Start of Block

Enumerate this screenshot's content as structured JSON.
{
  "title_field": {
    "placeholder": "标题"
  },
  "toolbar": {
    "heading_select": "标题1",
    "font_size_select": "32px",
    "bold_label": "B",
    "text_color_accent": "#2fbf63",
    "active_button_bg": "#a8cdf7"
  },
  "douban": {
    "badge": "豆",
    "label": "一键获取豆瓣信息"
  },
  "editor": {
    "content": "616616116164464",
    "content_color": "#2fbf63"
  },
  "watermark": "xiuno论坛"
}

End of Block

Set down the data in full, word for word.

Enumerate this screenshot's content as structured JSON.
{
  "title_field": {
    "placeholder": "标题"
  },
  "toolbar": {
    "heading_select": "标题1",
    "font_size_select": "32px",
    "bold_label": "B",
    "text_color_accent": "#2fbf63",
    "active_button_bg": "#a8cdf7"
  },
  "douban": {
    "badge": "豆",
    "label": "一键获取豆瓣信息"
  },
  "editor": {
    "content": "616616116164464",
    "content_color": "#2fbf63"
  },
  "watermark": "xiuno论坛"
}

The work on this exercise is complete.